When Quakers Flora Saferight and Bruce Millikan embark on the Underground Railroad, they agree to put their differences aside to save the lives of a pregnant slave couple. With only her mother’s quilt as a secret guide, the foursome follows the stitches through unknown treachery.

As they embark on their perilous journey, they hope and pray that their path is one of promise where love sustains them, courage builds faith, and forgiveness leads to freedom.

This one I checked out of the library myself.  I thought I would share my opinion on this one with you this week since I was here.  Once again I found this to be a fast read for me with it’s 226 pages.  This series has been especially popular at my little village library.  I was more than happy to recommend  this series.  These books are flying off the shelves as fast as it comes in.  From what I understand , they are so popular that there is a waiting list for each of them at our library and now the word is getting around to other libraries. 

Anyways, this book gave me another spin on the “Underground  Railroad”  then we normally hear of.  This one was about how the Quakers took part in the transporting slaves to the North with  the help of a special wagon and a special quilt to show the way.  It was interesting enough to sending me to my search engine to do some more into the subject.  I love when a good fiction writer does their research bringing to light something I might not have prior  knowledge.  So Thank You Jennifer for sending me on a new trail of education!!  I rather enjoyed the book and gave it 5 our of 5 stars. 


Now here is one for all my quilting followers.  I had the chance to get a ARC from NetGallery.  “Quilting With A Modern Slant: People, Patterns & Techniques Inspiring the Modern Quilt Community”  By Rachel May from Storey Publishing in Jan. 8, 2014.

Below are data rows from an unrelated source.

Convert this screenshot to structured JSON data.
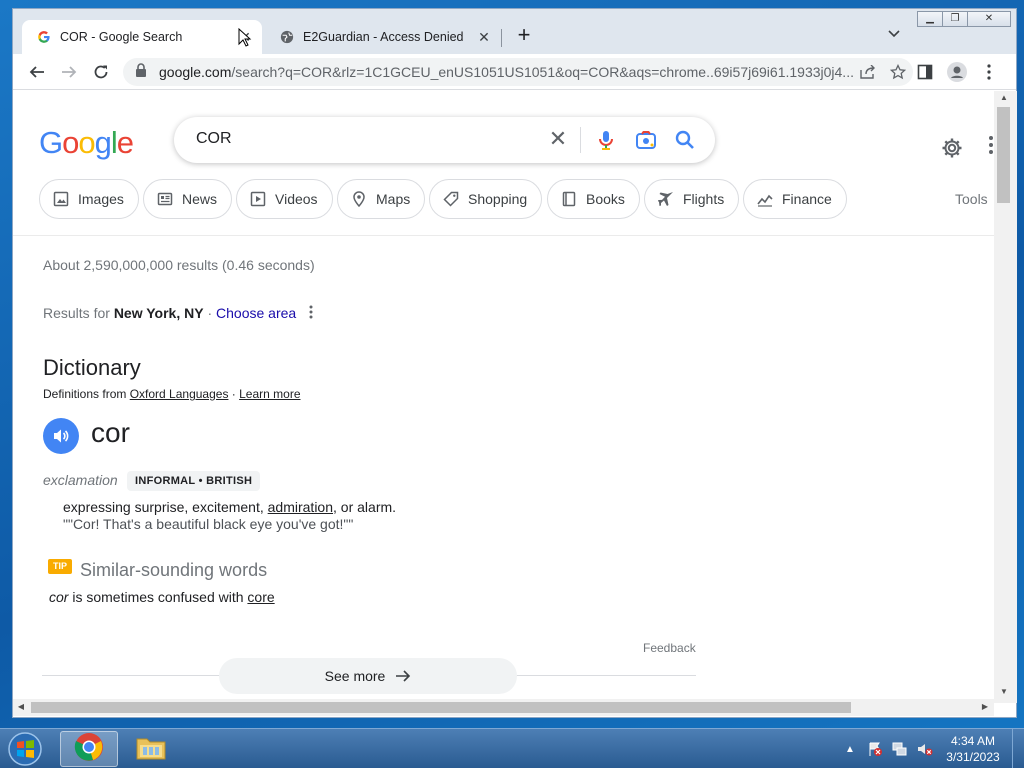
{
  "browser": {
    "tabs": [
      {
        "title": "COR - Google Search",
        "active": true
      },
      {
        "title": "E2Guardian - Access Denied",
        "active": false
      }
    ],
    "url_host": "google.com",
    "url_rest": "/search?q=COR&rlz=1C1GCEU_enUS1051US1051&oq=COR&aqs=chrome..69i57j69i61.1933j0j4...",
    "new_tab_label": "+"
  },
  "search": {
    "query": "COR",
    "chips": [
      "Images",
      "News",
      "Videos",
      "Maps",
      "Shopping",
      "Books",
      "Flights",
      "Finance"
    ],
    "tools_label": "Tools",
    "stats": "About 2,590,000,000 results (0.46 seconds)",
    "results_for_prefix": "Results for ",
    "location": "New York, NY",
    "location_sep": " · ",
    "choose_area": "Choose area"
  },
  "dictionary": {
    "title": "Dictionary",
    "definitions_from": "Definitions from ",
    "source": "Oxford Languages",
    "source_sep": " · ",
    "learn_more": "Learn more",
    "word": "cor",
    "part_of_speech": "exclamation",
    "tags": "INFORMAL • BRITISH",
    "definition_a": "expressing surprise, excitement, ",
    "definition_link": "admiration",
    "definition_b": ", or alarm.",
    "example": "\"\"Cor! That's a beautiful black eye you've got!\"\"",
    "tip_label": "TIP",
    "similar_title": "Similar-sounding words",
    "similar_word": "cor",
    "similar_mid": " is sometimes confused with ",
    "similar_target": "core",
    "feedback": "Feedback",
    "see_more": "See more"
  },
  "taskbar": {
    "time": "4:34 AM",
    "date": "3/31/2023"
  },
  "colors": {
    "google_blue": "#4285f4",
    "google_red": "#ea4335",
    "google_yellow": "#fbbc05",
    "google_green": "#34a853",
    "link": "#1a0dab",
    "tip": "#f9ab00"
  }
}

Modern quilting allows artists the freedom to play with traditions and take liberties with fabrics, patterns, colors, stitching, and the ways in which they all connect. In Quilting with a Modern Slant, Rachel May introduces you to more than 70 modern quilters who have developed their own styles, methods, and aesthetics. Their ideas, their quilts, and their tips, tutorials, and techniques will inspire you to try something new and follow your own creativity wherever it leads.

Now I have to admit this is not my style of quilting.  But as a reviewer’s point of view this book is informative, up to date with all the quilters in the “now”  and full of tips & techniques' that even appealed to me.  Some I have heard of but was introduce to many names I haven’t come across before this.  There was lots of pictures and several patterns are included.  It would be worth it’s weight to any quilter’s book collection. I give it 4.5 stars out of 5. 

Well I hope that you enjoyed this special  edition to my blog.  Let me know what you think as I look forward to learning from your feedback.  Until next time…


1 comment:

  1. Quakers were a part of the Abolitionist movement in the US from the start. Many of them joined the Suffrage movement as well. I highly recommend a recent book called Lucretia Mott's Herest: Abolition and Women's Rights in 19th Century America by Carol Faulkner. It is non-fiction, but well written.

    I am a historian, as well as an embroiderer. Susan B. Anthony (raised a Quaker) lived in my hometown as a child/teen & I've always been fascinated by the Suffrage movement. Plus, Solomon Northup, the free man of color who was kidnapped & sold into slavery (12 Years a Slave) was from my area also. I highly recommend reading that as well.

    Check out my embroidery/ redwork blog if you are interested. (GYB)